  3. Funnily enough, the only decent cup of tea have ever had in decades of perambulations around the western colonies was in a Dunckin' Doughnuts in Boston. I declined the doughnut. Part of the problem seems to be the inability of yanks to use boiling water but the tea is also definitely rank. I suspect they are still using stuff winched out of Boston Harbour.

  4. I too have used Davy's Wine Bars for much the same purpose, and also tended to stick to the suit and tie even on Fridays for much the same reason (my stamping ground at the time was Bishopsgate so there were actually several subterranean choices and the lovely Dirty Dick's (no sniggering at the back there) was a double entendre I seldom resisted.

    I'm surprised L left as soon as she got pregnant - these days it seems de rigeur to stay until you've had your full year's maternity leave and then announce you aren't coming back - at least at our company that is the way it is usually done. Obviously this only sounds like sour grapes because I'm unable to get pregnant and do the same!

  5. A very enlightening read thankyou. Nice to see you finally got some model soldiers into it :-), but sadly I guess I now know I really am the "lowest form of life"......sigh.

  6. Scott suggests to join your blog ...
    ok ! done !
    Very interesting with the various subjects and of course the minis !
    ... but so difficult to read for a lazy bad-speaking-english frenchie !

    Remember the AMI 6 : the one with the Z on the back ! I've not seen those awful cars since a long time... (and I love old cars, so I'm always very attentive when I see one !)

    I will add your blog on my blog roll and try to visit it from time to time ...

  7. There are many tea drinking Americans who know tea and commercialism don't mix the Boston tea part and all that. so no you will never get a decent cup of tea in an American establishment. Next we don't mollycoddle our tea with milk we have dark & strong sometimes with sugar. Like the tea drinking officer can't wait to see him painted.

  8. What a good read to make the tea

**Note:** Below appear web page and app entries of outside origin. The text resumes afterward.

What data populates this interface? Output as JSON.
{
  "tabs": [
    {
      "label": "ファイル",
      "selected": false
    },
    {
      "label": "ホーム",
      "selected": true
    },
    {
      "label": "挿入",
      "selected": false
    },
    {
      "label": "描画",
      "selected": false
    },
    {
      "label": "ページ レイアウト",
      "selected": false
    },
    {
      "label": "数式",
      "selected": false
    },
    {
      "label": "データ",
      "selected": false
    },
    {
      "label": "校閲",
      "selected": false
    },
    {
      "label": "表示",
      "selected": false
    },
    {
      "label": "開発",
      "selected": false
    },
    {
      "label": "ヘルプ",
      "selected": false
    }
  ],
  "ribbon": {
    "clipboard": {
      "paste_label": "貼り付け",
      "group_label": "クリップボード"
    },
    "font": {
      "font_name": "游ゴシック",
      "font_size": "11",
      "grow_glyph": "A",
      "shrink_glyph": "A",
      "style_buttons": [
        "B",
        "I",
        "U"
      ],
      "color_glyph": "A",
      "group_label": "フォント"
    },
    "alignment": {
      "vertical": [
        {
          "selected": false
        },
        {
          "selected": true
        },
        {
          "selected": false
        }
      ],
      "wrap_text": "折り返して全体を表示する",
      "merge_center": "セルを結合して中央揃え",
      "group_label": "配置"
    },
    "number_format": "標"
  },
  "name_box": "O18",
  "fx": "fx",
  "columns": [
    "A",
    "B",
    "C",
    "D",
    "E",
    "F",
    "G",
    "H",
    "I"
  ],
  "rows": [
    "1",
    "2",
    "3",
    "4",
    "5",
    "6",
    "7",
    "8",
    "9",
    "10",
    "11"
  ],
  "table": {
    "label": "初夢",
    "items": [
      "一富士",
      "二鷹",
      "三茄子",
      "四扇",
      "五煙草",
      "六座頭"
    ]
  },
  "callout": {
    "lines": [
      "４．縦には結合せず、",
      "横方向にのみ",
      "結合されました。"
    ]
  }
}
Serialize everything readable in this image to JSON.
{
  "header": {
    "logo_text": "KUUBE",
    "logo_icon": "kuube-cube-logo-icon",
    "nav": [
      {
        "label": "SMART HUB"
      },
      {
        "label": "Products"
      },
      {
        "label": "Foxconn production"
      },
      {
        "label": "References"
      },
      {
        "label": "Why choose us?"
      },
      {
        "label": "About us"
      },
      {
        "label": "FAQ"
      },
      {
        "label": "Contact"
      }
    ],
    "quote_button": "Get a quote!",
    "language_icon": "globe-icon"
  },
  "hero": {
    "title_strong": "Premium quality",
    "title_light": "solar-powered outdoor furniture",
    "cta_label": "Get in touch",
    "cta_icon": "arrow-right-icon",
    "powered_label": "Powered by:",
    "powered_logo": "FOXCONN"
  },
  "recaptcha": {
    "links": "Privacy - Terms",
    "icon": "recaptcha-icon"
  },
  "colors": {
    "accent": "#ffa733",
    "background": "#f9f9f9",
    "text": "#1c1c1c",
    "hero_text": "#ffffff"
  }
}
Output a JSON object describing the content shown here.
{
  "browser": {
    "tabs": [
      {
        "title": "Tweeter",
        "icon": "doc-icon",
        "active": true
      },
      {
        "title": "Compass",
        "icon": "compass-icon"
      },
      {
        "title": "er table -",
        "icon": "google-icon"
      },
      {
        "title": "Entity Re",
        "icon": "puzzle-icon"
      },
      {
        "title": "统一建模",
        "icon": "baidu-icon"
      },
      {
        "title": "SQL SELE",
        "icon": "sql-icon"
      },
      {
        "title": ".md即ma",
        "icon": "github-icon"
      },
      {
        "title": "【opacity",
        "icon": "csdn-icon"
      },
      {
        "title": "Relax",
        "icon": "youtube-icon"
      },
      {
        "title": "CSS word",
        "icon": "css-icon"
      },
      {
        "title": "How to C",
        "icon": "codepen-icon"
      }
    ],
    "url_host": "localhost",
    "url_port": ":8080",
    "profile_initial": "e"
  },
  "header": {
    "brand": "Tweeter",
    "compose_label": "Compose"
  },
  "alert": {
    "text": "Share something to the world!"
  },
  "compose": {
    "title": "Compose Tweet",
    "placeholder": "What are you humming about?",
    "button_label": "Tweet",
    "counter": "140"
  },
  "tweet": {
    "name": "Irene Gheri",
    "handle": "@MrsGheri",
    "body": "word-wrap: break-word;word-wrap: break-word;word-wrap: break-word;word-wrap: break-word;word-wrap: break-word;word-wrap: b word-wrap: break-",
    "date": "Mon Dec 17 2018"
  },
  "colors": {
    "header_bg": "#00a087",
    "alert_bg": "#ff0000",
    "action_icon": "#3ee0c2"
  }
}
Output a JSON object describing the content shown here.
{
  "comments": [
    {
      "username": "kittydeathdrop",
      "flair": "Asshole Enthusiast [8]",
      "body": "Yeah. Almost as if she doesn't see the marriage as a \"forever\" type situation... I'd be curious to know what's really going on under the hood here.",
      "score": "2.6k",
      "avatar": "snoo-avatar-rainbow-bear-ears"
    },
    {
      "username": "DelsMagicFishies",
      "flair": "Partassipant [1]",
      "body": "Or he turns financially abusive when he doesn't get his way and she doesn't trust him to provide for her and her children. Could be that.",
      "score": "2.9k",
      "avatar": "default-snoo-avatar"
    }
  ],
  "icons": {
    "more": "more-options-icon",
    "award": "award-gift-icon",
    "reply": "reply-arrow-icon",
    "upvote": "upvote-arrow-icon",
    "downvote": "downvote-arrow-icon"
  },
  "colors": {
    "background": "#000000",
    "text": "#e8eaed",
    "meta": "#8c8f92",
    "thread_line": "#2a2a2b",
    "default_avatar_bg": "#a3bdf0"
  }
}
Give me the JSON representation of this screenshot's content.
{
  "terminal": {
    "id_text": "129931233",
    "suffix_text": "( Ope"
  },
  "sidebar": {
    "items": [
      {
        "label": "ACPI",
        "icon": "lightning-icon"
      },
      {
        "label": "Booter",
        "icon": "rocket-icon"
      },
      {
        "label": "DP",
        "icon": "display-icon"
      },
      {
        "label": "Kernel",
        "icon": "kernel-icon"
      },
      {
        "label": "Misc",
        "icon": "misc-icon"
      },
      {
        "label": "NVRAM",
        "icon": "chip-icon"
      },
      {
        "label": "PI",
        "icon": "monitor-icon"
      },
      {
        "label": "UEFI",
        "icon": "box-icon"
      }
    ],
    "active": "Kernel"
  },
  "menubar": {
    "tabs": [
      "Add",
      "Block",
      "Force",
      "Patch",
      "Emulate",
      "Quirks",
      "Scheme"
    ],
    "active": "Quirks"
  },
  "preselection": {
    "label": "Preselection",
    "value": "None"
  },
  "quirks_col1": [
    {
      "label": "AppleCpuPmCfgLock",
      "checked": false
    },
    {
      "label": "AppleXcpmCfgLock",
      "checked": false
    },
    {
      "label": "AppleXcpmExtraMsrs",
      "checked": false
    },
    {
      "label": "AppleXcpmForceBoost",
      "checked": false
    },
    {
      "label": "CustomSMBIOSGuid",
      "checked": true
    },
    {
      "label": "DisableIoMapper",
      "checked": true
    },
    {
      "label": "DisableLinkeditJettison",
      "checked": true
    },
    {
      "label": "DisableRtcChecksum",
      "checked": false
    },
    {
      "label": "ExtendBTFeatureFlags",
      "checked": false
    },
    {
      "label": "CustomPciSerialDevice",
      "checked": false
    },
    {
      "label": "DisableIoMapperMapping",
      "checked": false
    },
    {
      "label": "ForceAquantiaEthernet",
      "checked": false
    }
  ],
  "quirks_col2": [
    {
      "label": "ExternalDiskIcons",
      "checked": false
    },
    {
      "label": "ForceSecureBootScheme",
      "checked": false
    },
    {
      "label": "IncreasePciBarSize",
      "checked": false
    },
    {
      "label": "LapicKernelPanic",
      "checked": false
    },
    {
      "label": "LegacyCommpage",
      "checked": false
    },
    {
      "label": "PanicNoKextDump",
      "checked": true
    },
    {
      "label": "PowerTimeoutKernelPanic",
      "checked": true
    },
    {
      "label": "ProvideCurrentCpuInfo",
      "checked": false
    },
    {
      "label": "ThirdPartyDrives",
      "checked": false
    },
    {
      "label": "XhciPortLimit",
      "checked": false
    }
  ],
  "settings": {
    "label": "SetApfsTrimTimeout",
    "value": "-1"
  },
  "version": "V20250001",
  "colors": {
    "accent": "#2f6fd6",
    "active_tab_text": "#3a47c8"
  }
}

  9. Another splendid post and like you I seem to be amazing a collection of tea from Northstar, I just love there new characters and have picked up a couple myself, but when they see the light of day is anyone's guess!

  10. "Lowest form of life".Damn, got it wrong again!!! Though not a tea man, I like my coffee, this was a very enjoyable read!

  11. An interesting read. My grandparents always used to have leaf tea. I have to admit it was always very nice.

  12. What a cracking read! I am now gagging for a brew up. Off to swing the billy...

  13. LH, your posts are always just the ticket for a cold morning back at work. Keep it up!

    Best wishes